After lunch we had a guest speaker, wedding photographer Mark Adams with LaCour Photography. Mark talked about the business aspects of becoming a photographer. He shared his experiences as he left photo-journalism to pursue wedding photography. He also passed out examples of marketing material for LaCour. As I flipped through the pages, not only was I impressed with the images, but was surprised that he not only worked with Joe McNally, but was his wedding photographer. Mark discussed how to determine your prices, when you should hold firm on your rate and when you can make compromises. We then got into his other project that evolved from a need to manage the business side of photography. They developed an online product called ShootQ. ShootQ is "... a web-based studio management solution that automates your business and gives you the freedom to focus on what you love – building your business, investing in your relationships, and giving back to your community." This wasn't a sales pitch by any means, Mark started out by providing some background on himself and this product prompted questions from many of us. Needless to say, I'm very interested in this product and will be looking into it further as my work increases.

As the workshop was winding down, Zack finally got around to some One Light demonstrations. First let me say that, when Zack says he's here for us and he'll stick around for as long as we have questions, he meant it. The workshop was supposed to end around 7 pm, but continued until just past midnight (I guess we pushed it to a 4 day workshop). We had plenty of questions about lighting and Zack pulled out the strobe, softbox, & umbrella and proceeded to show us how to use them. Once we covered the basics of lighting, Zack pulled up a couple of portfolios and did some critiques. Since we ran long, we didn't get around to mine, however I have asked Zack to critique my site when he gets a chance. Before we all left, we received a list with our scheduled day for our 90 day checkup and a copy of the One Light DVD.

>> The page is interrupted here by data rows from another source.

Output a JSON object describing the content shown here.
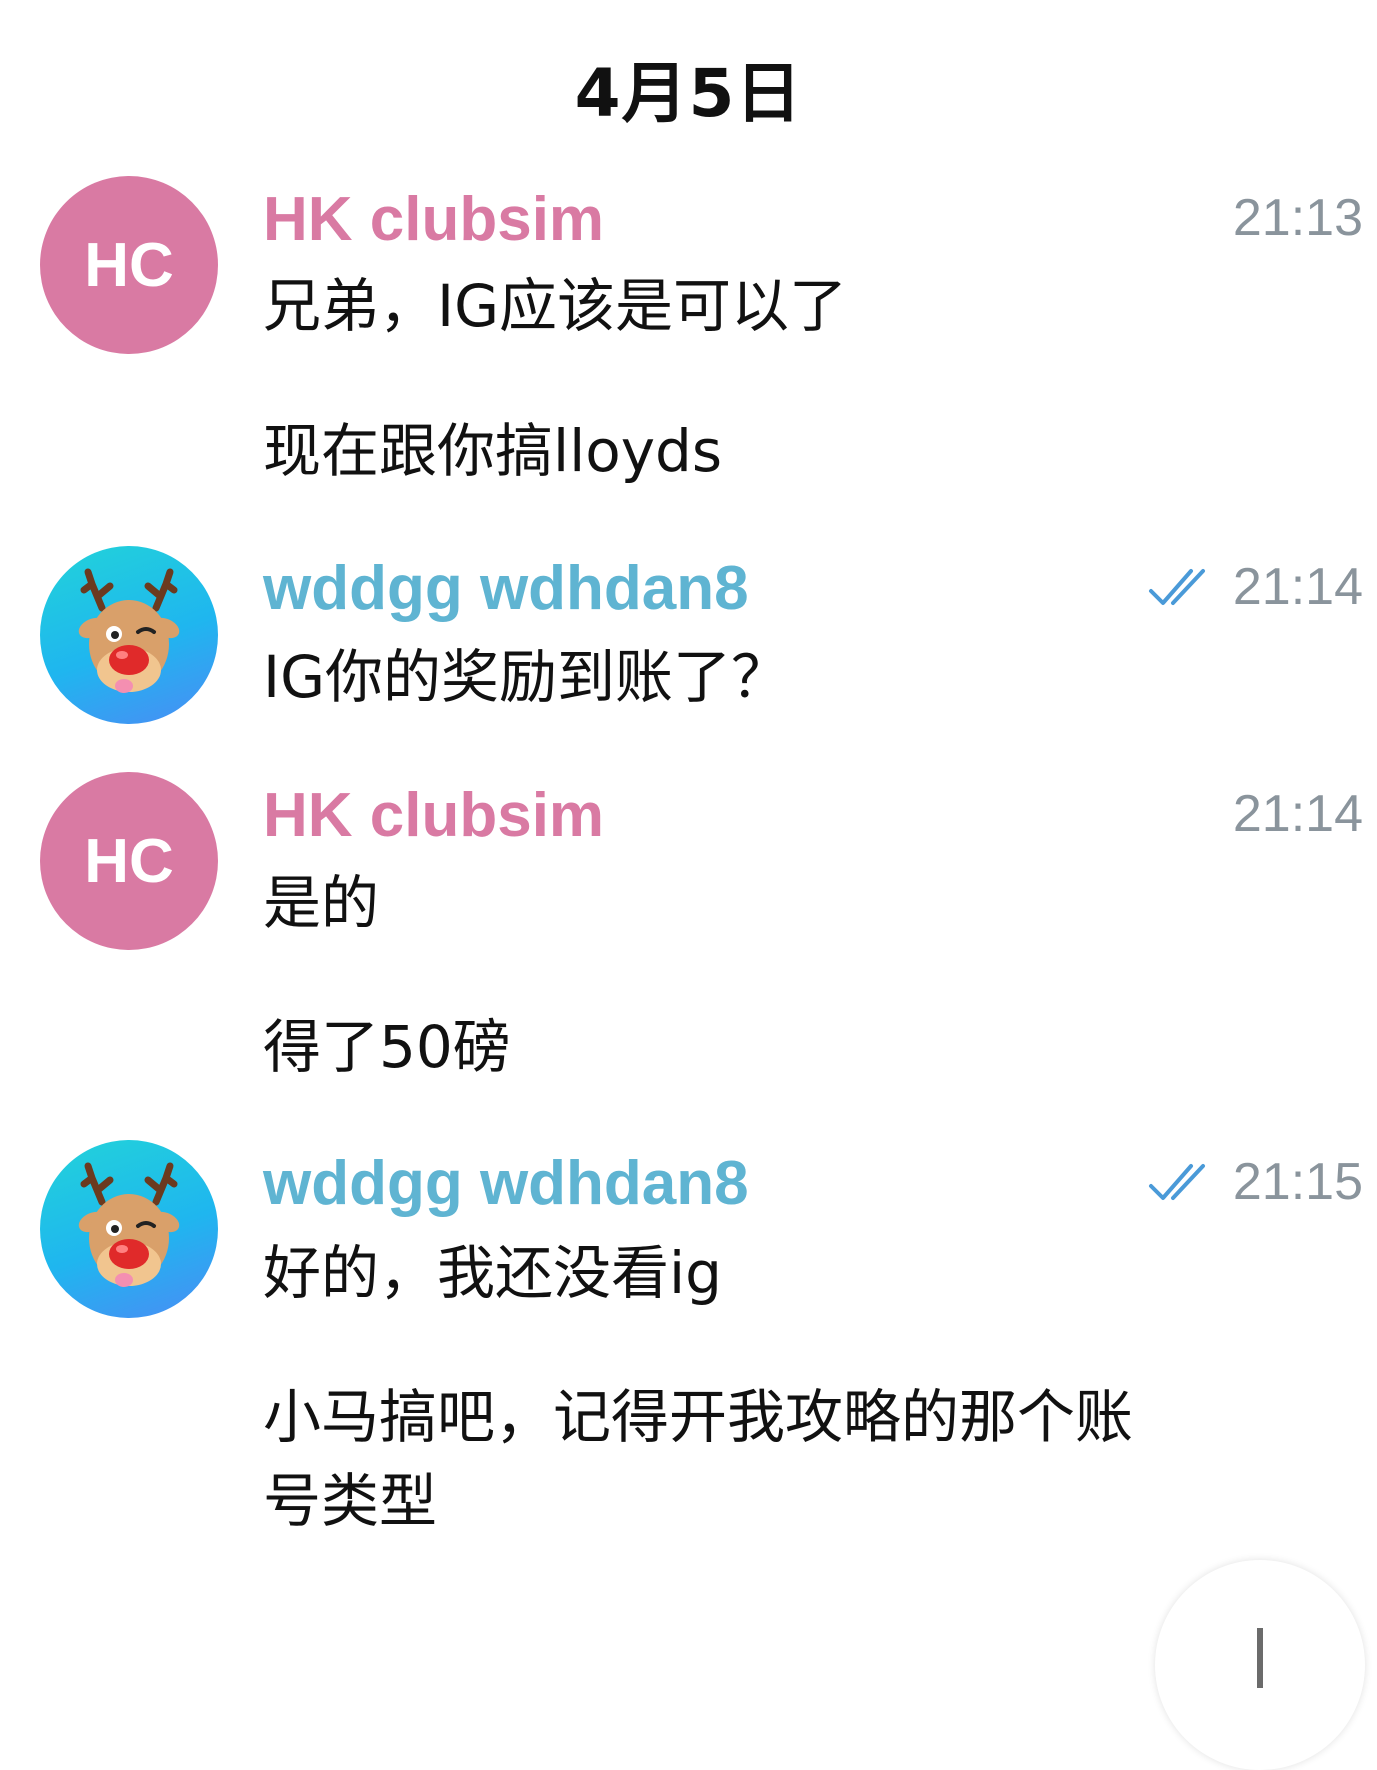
{
  "date_header": "4月5日",
  "messages": [
    {
      "avatar": {
        "type": "initials",
        "text": "HC",
        "color": "#d97aa3"
      },
      "sender": "HK clubsim",
      "time": "21:13",
      "read": false,
      "lines": [
        "兄弟，IG应该是可以了",
        "现在跟你搞lloyds"
      ]
    },
    {
      "avatar": {
        "type": "icon",
        "icon": "reindeer-avatar-icon"
      },
      "sender": "wddgg wdhdan8",
      "time": "21:14",
      "read": true,
      "lines": [
        "IG你的奖励到账了？"
      ]
    },
    {
      "avatar": {
        "type": "initials",
        "text": "HC",
        "color": "#d97aa3"
      },
      "sender": "HK clubsim",
      "time": "21:14",
      "read": false,
      "lines": [
        "是的",
        "得了50磅"
      ]
    },
    {
      "avatar": {
        "type": "icon",
        "icon": "reindeer-avatar-icon"
      },
      "sender": "wddgg wdhdan8",
      "time": "21:15",
      "read": true,
      "lines": [
        "好的，我还没看ig",
        "小马搞吧，记得开我攻略的那个账",
        "号类型"
      ]
    }
  ],
  "colors": {
    "pink_sender": "#d97aa3",
    "teal_sender": "#5fb4d2",
    "time_gray": "#8a949c",
    "check_blue": "#4a9ad8"
  }
}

Let me say that Zack is a really nice guy and is genuine in wanting to educate and help others succeed in this business. We also got to meet Meg & the baby, Hawke Danger Arias (love the name). Erik, the studio manager took great care of us and had the workshop/studio running smoothly. Thank you all for a great educational experience. I want to also mention that we had a great group of photographers from all over. There were a few of us from the area, but we had photographers from California, Texas, Illinois, North Carolina, Massachusetts, and even Colombia (South America). Some of us are even keeping in touch via Facebook & Twitter.

There's a lot of information to process from these 3 days. I'm currently using the trial version of Adobe Lightroom and evaluating how it will fit into my workflow. I was also considering Apple's Aperture, however I think I'm going with Lightroom because there seems to be a larger user base and more resources available. I'm also looking at my computer setup and considering purchasing additional internal drives for backup purposes. I've also need to evaluate my marketing strategy and how I'll jump start my photography business. I already have some ideas and will be putting some stuff together in the next couple of days. I'm also considering putting some of those low cost solutions for a studio, but not right away.

Keep an eye on this blog, Facebook & Twitter for updates. I leave you with a slideshow from the 3 day workshop.

video

If you're looking for a portrait photographer in the Atlanta area, visit my portfolio.

1 comment:

Anonymous said...

Thanks so much for recounting your experience at the workshop! It was great meeting you and I look forward to seeing you again soon!

Cheers,
Zack